Assignment: Look over the material for the string "this". Copy every line where it turns up.
-------- Source material --------
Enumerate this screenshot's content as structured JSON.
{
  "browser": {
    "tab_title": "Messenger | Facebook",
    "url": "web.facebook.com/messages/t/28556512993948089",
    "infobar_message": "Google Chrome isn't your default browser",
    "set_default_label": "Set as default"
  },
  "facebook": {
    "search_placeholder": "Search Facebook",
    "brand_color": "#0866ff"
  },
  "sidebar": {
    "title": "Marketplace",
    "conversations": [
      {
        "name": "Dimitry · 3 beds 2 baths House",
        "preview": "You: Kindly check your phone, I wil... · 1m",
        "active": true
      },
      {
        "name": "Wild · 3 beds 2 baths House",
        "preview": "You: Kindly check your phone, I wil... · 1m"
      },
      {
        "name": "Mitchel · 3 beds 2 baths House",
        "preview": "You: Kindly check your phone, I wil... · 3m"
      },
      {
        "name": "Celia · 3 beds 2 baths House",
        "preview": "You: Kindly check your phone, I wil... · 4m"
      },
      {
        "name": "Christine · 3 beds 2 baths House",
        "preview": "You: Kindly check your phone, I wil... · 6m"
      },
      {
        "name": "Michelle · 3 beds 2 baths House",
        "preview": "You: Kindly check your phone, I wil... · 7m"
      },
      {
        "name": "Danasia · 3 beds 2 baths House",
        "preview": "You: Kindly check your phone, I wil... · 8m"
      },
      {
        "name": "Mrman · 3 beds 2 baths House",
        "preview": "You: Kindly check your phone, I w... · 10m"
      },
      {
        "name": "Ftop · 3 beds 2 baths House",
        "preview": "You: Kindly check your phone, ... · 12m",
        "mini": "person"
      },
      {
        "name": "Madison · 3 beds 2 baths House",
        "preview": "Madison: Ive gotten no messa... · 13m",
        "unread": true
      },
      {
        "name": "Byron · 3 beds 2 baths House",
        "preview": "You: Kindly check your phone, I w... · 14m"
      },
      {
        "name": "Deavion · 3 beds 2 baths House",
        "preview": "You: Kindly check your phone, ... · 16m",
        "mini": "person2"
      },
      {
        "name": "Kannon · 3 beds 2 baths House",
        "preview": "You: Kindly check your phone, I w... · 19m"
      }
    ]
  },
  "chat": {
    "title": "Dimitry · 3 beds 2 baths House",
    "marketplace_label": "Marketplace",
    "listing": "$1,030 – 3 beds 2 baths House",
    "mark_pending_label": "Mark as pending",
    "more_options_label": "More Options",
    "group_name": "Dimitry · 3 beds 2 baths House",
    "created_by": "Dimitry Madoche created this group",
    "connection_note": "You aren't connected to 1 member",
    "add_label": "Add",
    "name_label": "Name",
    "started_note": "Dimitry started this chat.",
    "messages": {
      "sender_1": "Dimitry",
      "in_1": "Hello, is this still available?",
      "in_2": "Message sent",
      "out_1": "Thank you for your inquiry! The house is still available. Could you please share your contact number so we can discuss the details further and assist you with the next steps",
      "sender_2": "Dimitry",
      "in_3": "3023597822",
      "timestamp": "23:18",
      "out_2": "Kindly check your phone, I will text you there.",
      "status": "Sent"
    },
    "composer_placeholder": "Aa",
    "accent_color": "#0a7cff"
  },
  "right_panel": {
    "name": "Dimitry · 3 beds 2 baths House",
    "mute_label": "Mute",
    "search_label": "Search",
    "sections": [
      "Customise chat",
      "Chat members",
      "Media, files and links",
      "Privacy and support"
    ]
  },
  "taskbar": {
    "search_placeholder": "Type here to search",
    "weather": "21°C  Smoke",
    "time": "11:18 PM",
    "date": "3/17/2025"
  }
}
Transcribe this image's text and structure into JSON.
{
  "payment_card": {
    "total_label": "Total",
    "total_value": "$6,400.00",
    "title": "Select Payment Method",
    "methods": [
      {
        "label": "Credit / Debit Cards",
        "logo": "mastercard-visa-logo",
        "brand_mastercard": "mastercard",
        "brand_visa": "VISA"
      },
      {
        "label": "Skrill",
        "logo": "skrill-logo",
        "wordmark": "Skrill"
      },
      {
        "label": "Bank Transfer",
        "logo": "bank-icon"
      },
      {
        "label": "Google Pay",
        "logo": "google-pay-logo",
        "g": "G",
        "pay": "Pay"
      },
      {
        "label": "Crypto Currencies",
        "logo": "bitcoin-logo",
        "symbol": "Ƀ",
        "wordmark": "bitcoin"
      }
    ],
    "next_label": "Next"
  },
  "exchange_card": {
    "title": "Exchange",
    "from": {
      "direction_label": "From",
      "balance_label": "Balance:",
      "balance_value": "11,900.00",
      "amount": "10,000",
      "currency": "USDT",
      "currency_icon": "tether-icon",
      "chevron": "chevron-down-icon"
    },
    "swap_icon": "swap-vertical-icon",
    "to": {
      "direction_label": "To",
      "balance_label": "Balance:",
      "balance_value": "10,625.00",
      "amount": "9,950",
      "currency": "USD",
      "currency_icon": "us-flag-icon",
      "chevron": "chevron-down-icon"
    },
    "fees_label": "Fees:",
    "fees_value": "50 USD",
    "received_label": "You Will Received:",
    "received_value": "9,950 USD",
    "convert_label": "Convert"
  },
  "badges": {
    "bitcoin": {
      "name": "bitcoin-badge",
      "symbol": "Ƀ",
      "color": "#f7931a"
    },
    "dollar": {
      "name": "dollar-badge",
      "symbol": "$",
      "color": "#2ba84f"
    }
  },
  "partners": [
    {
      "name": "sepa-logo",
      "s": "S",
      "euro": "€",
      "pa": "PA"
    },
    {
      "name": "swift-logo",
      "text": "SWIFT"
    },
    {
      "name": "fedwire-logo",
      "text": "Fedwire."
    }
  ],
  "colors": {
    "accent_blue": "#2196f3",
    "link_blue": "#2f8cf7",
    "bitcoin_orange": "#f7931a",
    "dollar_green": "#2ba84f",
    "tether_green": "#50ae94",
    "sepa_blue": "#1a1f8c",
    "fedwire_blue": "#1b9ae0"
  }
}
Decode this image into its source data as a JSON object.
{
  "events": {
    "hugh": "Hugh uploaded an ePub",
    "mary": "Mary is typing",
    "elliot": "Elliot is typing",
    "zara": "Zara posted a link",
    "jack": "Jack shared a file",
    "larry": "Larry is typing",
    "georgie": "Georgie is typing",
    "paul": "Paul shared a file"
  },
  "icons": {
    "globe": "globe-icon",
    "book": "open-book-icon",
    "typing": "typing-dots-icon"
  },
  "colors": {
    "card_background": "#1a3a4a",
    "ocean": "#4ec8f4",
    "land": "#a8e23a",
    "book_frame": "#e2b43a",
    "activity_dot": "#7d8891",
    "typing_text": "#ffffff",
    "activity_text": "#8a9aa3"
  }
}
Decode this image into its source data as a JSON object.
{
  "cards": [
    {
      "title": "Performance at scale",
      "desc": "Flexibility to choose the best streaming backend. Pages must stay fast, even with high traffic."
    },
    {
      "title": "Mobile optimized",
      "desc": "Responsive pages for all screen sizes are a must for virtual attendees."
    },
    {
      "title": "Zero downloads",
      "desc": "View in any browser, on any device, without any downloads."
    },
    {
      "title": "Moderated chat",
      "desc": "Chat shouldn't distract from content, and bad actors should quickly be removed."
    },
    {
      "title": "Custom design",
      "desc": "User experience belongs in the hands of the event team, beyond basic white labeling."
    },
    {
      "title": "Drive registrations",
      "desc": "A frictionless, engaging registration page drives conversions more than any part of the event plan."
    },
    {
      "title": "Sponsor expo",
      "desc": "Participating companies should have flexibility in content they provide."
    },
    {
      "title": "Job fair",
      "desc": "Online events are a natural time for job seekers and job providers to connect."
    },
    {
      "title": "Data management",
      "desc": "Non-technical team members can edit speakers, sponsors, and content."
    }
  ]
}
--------
Output of the task:
Enumerate this screenshot's content as structured JSON.
    "created_by": "Dimitry Madoche created this group",
    "started_note": "Dimitry started this chat.",
      "in_1": "Hello, is this still available?",
Transcribe this image's text and structure into JSON.
Decode this image into its source data as a JSON object.
Decode this image into its source data as a JSON object.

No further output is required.